Problem to work on:
Could you show all lines in the entries below that contain the string "Goblot"?
Material supplied Start Marker
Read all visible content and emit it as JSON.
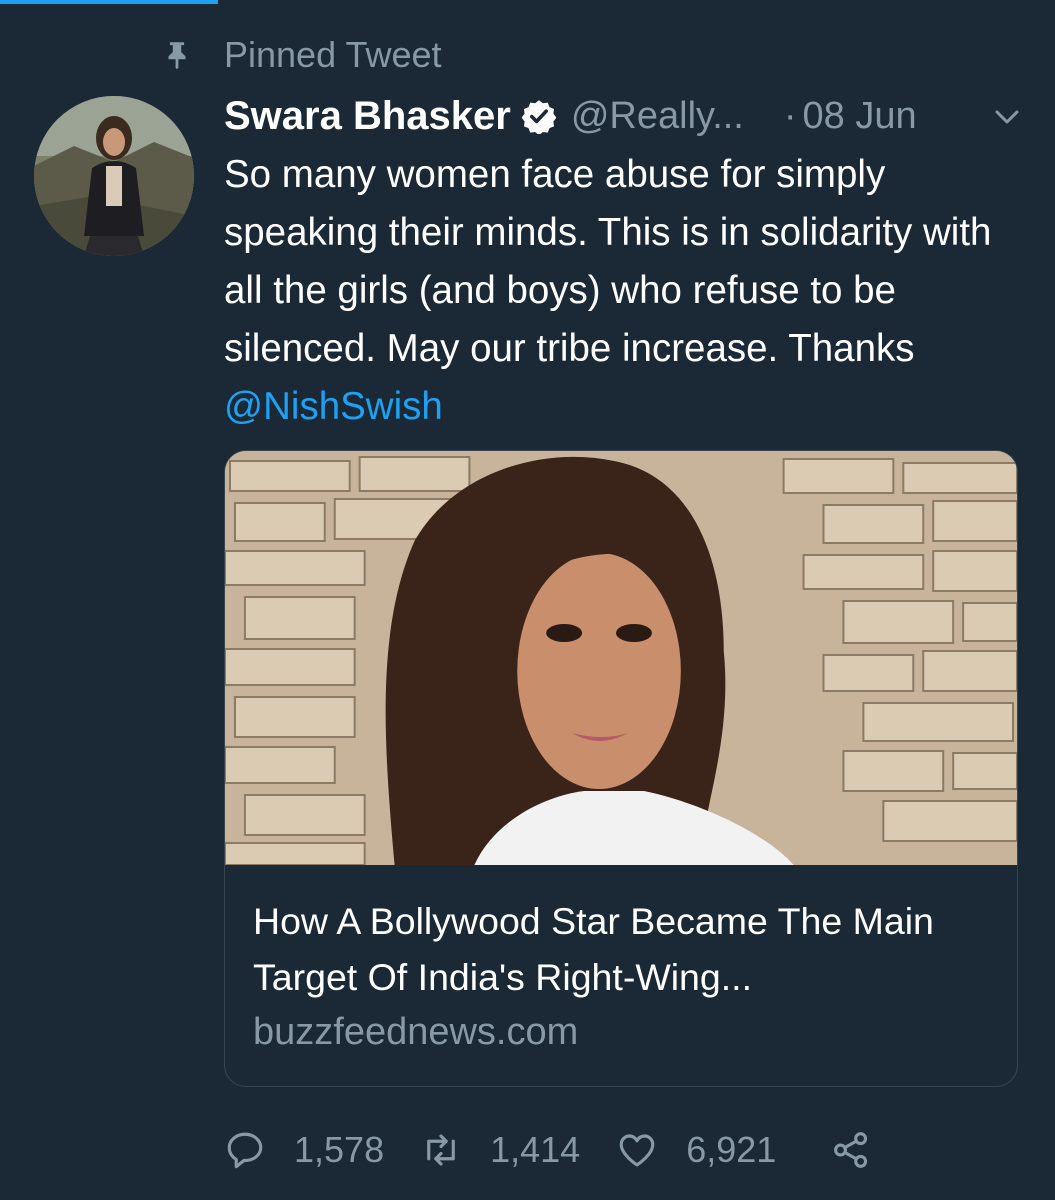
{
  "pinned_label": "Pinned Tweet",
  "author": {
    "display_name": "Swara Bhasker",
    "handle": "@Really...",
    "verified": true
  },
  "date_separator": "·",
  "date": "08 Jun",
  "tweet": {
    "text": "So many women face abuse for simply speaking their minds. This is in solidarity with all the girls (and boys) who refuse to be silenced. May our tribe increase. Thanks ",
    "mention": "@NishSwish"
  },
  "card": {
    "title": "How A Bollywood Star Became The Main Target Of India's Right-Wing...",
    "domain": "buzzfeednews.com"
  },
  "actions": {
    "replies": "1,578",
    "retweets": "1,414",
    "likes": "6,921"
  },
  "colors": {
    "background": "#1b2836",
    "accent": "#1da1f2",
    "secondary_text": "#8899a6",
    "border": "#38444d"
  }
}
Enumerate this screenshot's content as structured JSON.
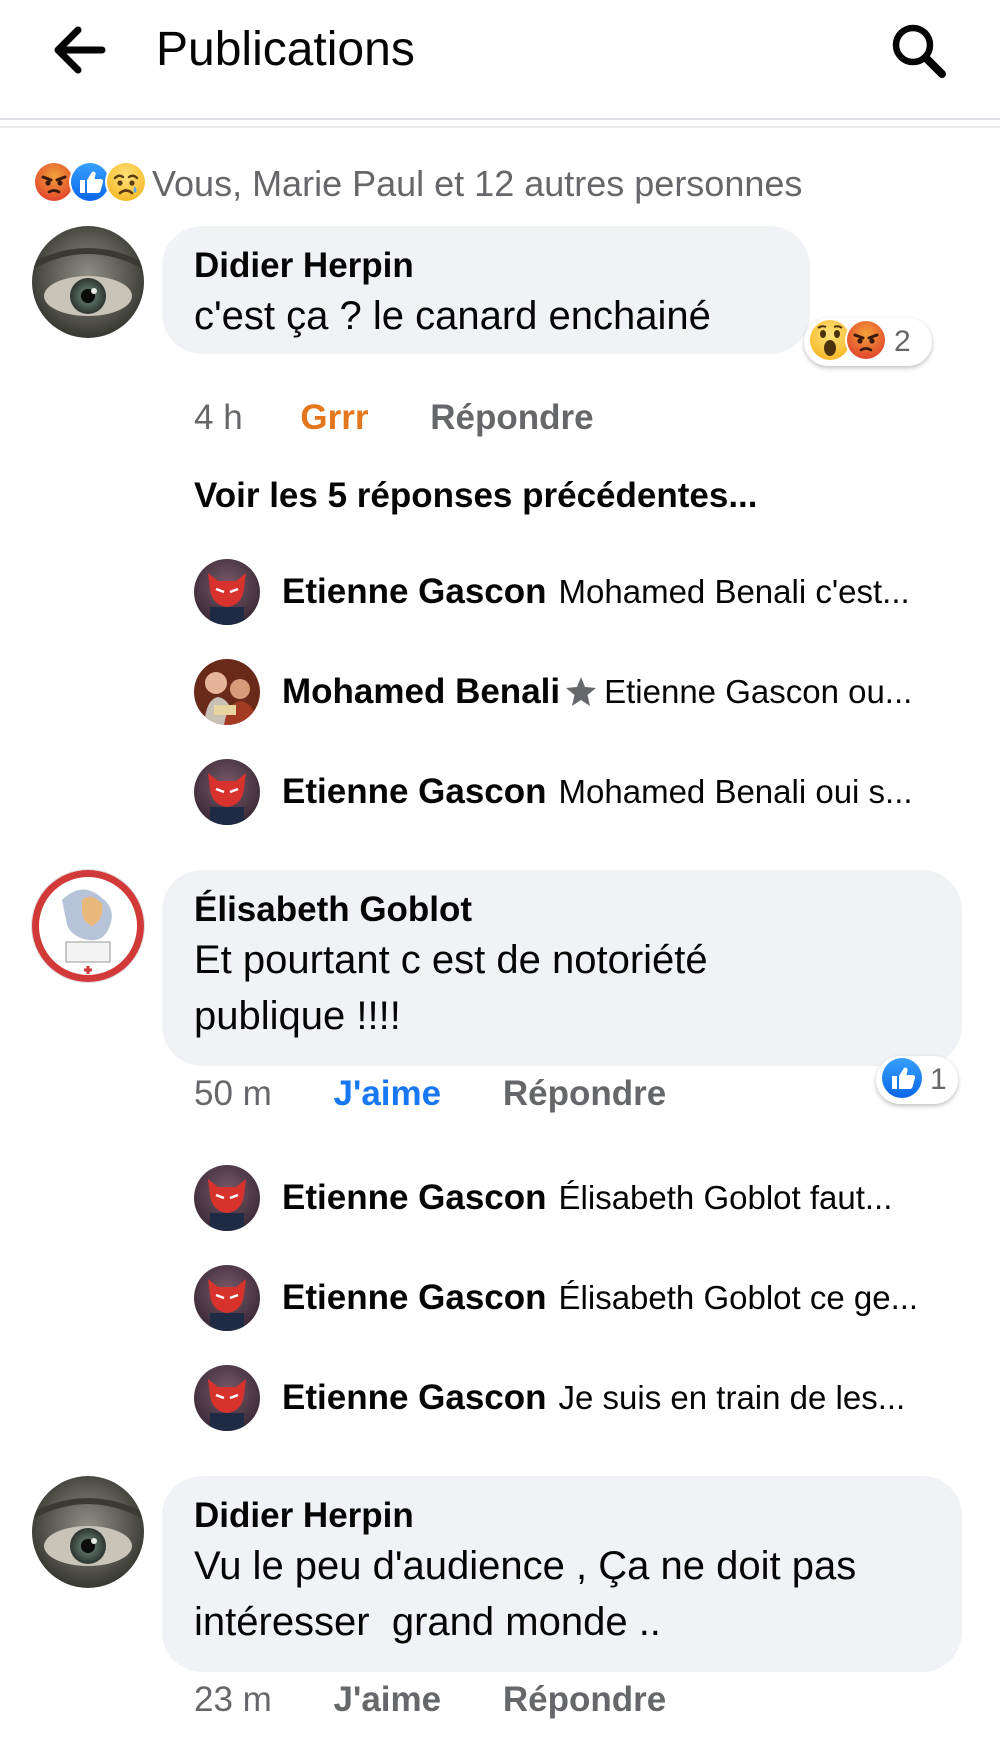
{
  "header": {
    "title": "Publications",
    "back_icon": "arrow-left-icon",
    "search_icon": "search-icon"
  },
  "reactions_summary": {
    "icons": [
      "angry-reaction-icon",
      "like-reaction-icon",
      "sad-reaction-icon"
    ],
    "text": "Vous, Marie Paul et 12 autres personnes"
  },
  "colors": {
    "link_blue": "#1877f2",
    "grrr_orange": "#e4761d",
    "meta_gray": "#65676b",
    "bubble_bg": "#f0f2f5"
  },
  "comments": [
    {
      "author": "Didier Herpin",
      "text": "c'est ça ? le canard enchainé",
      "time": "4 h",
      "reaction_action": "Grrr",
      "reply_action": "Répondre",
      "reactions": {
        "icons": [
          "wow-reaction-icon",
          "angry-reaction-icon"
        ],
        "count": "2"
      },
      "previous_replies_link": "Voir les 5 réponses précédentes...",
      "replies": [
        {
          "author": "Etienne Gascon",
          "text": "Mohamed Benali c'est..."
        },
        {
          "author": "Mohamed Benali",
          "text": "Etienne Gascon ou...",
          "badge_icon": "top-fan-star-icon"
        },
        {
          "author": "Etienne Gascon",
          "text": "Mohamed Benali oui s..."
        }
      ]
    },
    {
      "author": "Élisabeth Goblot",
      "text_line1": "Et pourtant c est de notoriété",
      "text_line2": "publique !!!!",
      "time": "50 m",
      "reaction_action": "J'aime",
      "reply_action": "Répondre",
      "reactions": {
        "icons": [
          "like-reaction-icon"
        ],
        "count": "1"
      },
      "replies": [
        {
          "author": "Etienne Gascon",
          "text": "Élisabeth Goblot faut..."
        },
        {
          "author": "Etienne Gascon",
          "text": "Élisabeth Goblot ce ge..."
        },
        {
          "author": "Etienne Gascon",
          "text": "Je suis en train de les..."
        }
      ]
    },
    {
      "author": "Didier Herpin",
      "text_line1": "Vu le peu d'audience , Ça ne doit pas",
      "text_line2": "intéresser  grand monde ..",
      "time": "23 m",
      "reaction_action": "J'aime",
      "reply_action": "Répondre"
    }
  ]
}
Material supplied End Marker
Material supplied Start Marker
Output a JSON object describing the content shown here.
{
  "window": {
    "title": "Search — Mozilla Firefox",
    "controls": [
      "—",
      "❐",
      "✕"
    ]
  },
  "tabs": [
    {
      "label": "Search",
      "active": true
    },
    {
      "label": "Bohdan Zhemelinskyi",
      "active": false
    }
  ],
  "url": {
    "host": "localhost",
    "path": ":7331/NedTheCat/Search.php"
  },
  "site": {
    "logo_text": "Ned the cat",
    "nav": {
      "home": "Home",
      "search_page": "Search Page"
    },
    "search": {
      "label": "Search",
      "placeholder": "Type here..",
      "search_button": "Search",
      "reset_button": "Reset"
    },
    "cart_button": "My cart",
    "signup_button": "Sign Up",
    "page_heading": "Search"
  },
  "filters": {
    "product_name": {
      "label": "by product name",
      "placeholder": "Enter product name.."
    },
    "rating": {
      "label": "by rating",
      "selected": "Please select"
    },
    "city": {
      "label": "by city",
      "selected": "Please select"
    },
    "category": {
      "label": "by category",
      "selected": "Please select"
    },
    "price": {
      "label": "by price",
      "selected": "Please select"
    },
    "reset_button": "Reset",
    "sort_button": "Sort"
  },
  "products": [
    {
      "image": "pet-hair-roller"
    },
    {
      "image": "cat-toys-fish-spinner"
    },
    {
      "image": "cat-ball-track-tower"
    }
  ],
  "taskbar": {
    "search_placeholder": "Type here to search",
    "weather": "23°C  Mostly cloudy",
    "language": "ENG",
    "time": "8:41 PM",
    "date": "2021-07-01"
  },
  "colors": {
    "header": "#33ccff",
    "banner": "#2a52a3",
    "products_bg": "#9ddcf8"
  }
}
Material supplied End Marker
Task answer:
      "author": "Élisabeth Goblot",
          "text": "Élisabeth Goblot faut..."
          "text": "Élisabeth Goblot ce ge..."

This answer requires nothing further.